The Other Face

She was looking at me as though she could barely see me, I guess that made sense; I couldn’t really see her either. She seemed so far away, I had always been a little freaked out at having two mirrors facing each other anyway. The way that they reflected into each other made me feel like I was in some kind of never ending tunnel. When I had first moved in, getting rid of one of the mirrors in my small bathroom had been my plan. The bathroom was so small as it was though and I had always heard that mirrors make rooms appear larger.

Now though as I watched this girl far through these mirrors, I wasn’t exactly sure how scared to be. Who was she? What was she doing in my mirror?

Finally, after I watched her for a while she waved. I was a little surprised she could see me. I waved back, yelling hello. I didn’t expect a reply, and I didn’t get one. It seemed we couldn’t hear each other. After a minute or so I could see her yelling too. I guess she had the same thought as me. I kept wondering where she was; could she be in another house close by? Maybe she was on the other side of the world, or maybe she wasn’t real at all.

The two mirrors reflected off one another many times before the reflection of the mirror where I could actually see her. It was strange that her reflection was only in that one mirror.

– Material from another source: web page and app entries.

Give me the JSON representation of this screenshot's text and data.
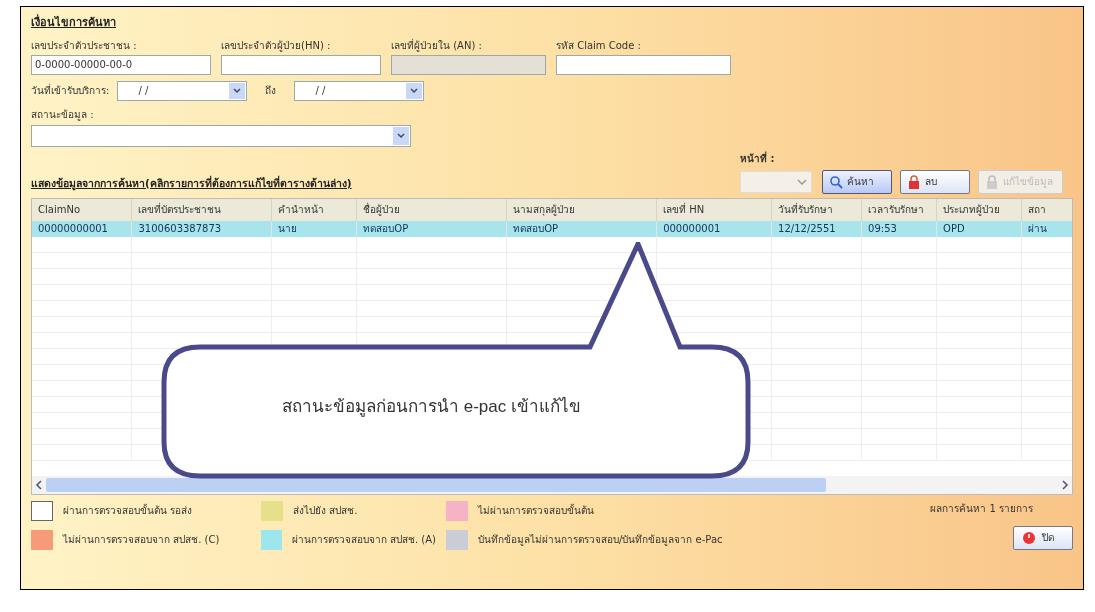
{
  "search_panel": {
    "title": "เงื่อนไขการค้นหา",
    "fields": [
      {
        "label": "เลขประจำตัวประชาชน :",
        "value": "0-0000-00000-00-0",
        "disabled": false
      },
      {
        "label": "เลขประจำตัวผู้ป่วย(HN) :",
        "disabled": false
      },
      {
        "label": "เลขที่ผู้ป่วยใน (AN) :",
        "disabled": true
      },
      {
        "label": "รหัส Claim Code :",
        "disabled": false
      }
    ],
    "date_label": "วันที่เข้ารับบริการ:",
    "date_from": "/ /",
    "date_to_label": "ถึง",
    "date_to": "/ /",
    "status_label": "สถานะข้อมูล :"
  },
  "page_label": "หน้าที่ :",
  "buttons": [
    {
      "label": "ค้นหา",
      "kind": "search",
      "disabled": false
    },
    {
      "label": "ลบ",
      "kind": "delete",
      "disabled": false
    },
    {
      "label": "แก้ไขข้อมูล",
      "kind": "edit",
      "disabled": true
    }
  ],
  "results_title": "แสดงข้อมูลจากการค้นหา(คลิกรายการที่ต้องการแก้ไขที่ตารางด้านล่าง)",
  "table": {
    "columns": [
      "ClaimNo",
      "เลขที่บัตรประชาชน",
      "คำนำหน้า",
      "ชื่อผู้ป่วย",
      "นามสกุลผู้ป่วย",
      "เลขที่ HN",
      "วันที่รับรักษา",
      "เวลารับรักษา",
      "ประเภทผู้ป่วย",
      "สถา"
    ],
    "rows": [
      {
        "selected": true,
        "cells": [
          "00000000001",
          "3100603387873",
          "นาย",
          "ทดสอบOP",
          "ทดสอบOP",
          "000000001",
          "12/12/2551",
          "09:53",
          "OPD",
          "ผ่าน"
        ]
      }
    ]
  },
  "callout": "สถานะข้อมูลก่อนการนำ e-pac เข้าแก้ไข",
  "legend": [
    {
      "label": "ผ่านการตรวจสอบขั้นต้น รอส่ง",
      "color": "#ffffff"
    },
    {
      "label": "ส่งไปยัง สปสช.",
      "color": "#e6e08c"
    },
    {
      "label": "ไม่ผ่านการตรวจสอบขั้นต้น",
      "color": "#f7b3c6"
    },
    {
      "label": "ไม่ผ่านการตรวจสอบจาก สปสช. (C)",
      "color": "#f79a78"
    },
    {
      "label": "ผ่านการตรวจสอบจาก สปสช. (A)",
      "color": "#9ee6ee"
    },
    {
      "label": "บันทึกข้อมูลไม่ผ่านการตรวจสอบ/บันทึกข้อมูลจาก e-Pac",
      "color": "#c8cdd6"
    }
  ],
  "result_count": "ผลการค้นหา 1 รายการ",
  "close_button": "ปิด"
}
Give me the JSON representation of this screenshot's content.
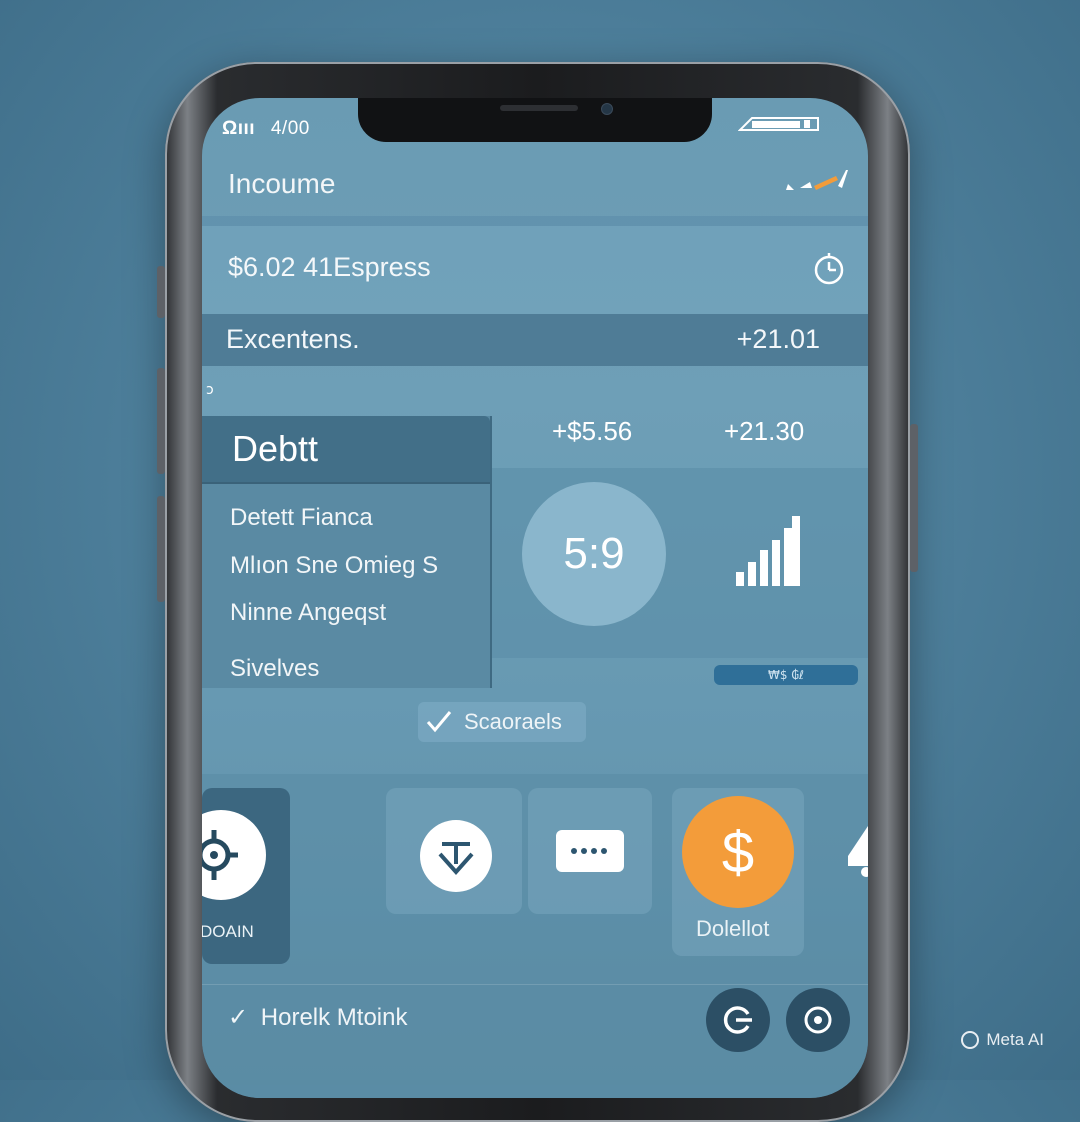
{
  "status_bar": {
    "carrier": "Ωııı",
    "time": "4/00",
    "battery_icon": "battery-icon"
  },
  "header": {
    "title": "Incoume",
    "edit_icon": "pen-icon"
  },
  "balance": {
    "text": "$6.02  41Espress",
    "action_icon": "clock-icon"
  },
  "expenses": {
    "label": "Excentens.",
    "value": "+21.01"
  },
  "debt_card": {
    "title": "Debtt",
    "items": [
      "Detett  Fianca",
      "Mlıon  Sne Omieg  S",
      "Ninne Angeqst",
      "Sivelves"
    ]
  },
  "stats": {
    "left": "+$5.56",
    "right": "+21.30"
  },
  "score": {
    "value": "5:9"
  },
  "chart_caption": "₩$ ₲ℓ",
  "search": {
    "label": "Scaoraels"
  },
  "tiles": [
    {
      "label": "DOAIN",
      "icon": "target-icon"
    },
    {
      "label": "",
      "icon": "download-icon"
    },
    {
      "label": "",
      "icon": "more-icon"
    },
    {
      "label": "Dolellot",
      "icon": "dollar-icon"
    }
  ],
  "footer": {
    "label": "Horelk Mtoink",
    "buttons": [
      "refresh-icon",
      "record-icon"
    ]
  },
  "watermark": "Meta AI",
  "colors": {
    "accent_orange": "#f39c3a",
    "screen_bg": "#6a9bb3",
    "dark_panel": "#426f88"
  }
}
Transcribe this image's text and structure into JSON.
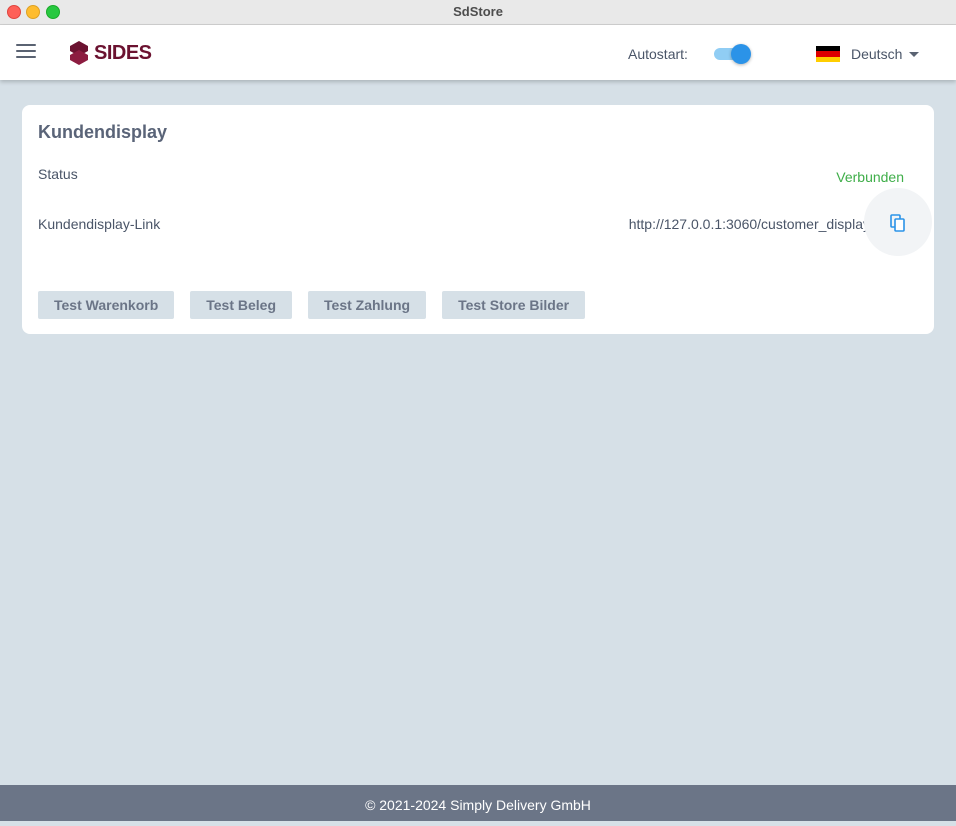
{
  "window": {
    "title": "SdStore"
  },
  "header": {
    "logo_text": "SIDES",
    "autostart_label": "Autostart:",
    "autostart_enabled": true,
    "language": "Deutsch",
    "colors": {
      "brand": "#6b1230",
      "toggle_accent": "#2b93e8"
    },
    "icons": {
      "menu": "hamburger-menu-icon",
      "flag": "germany-flag-icon",
      "caret": "caret-down-icon"
    }
  },
  "card": {
    "title": "Kundendisplay",
    "status_label": "Status",
    "status_value": "Verbunden",
    "status_color": "#3fae49",
    "link_label": "Kundendisplay-Link",
    "link_value": "http://127.0.0.1:3060/customer_display",
    "copy_icon": "copy-icon",
    "buttons": [
      "Test Warenkorb",
      "Test Beleg",
      "Test Zahlung",
      "Test Store Bilder"
    ]
  },
  "footer": {
    "text": "© 2021-2024 Simply Delivery GmbH"
  }
}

So I counted down to where she was. But halfway through the counting she disappeared. I became worried, wondering where she could have been or if she would return. Luckily she did, with something large and white. I finished counting, coming up with twelve. Surprising me she held up what was probably a poster board with a large number thirteen on it.

I looked closely, counting again. I counted twelve again, so I ran off to get something to write on. When I returned to the bathroom, she was no longer there. I counted down to find her, trying to see if that small image looked any different than my bathroom. Strangely I felt so alone at having lost her.

Sadly, as I write this months later, I wonder if she was real at all.


Edward Turner has aspired to be a writer since the age of eight; his work has been shown in Everyday Weirdness, Lyrica and the Westward Quarterly. Along with writing he enjoys spending his time with his wonderful family in Florence, Kentucky.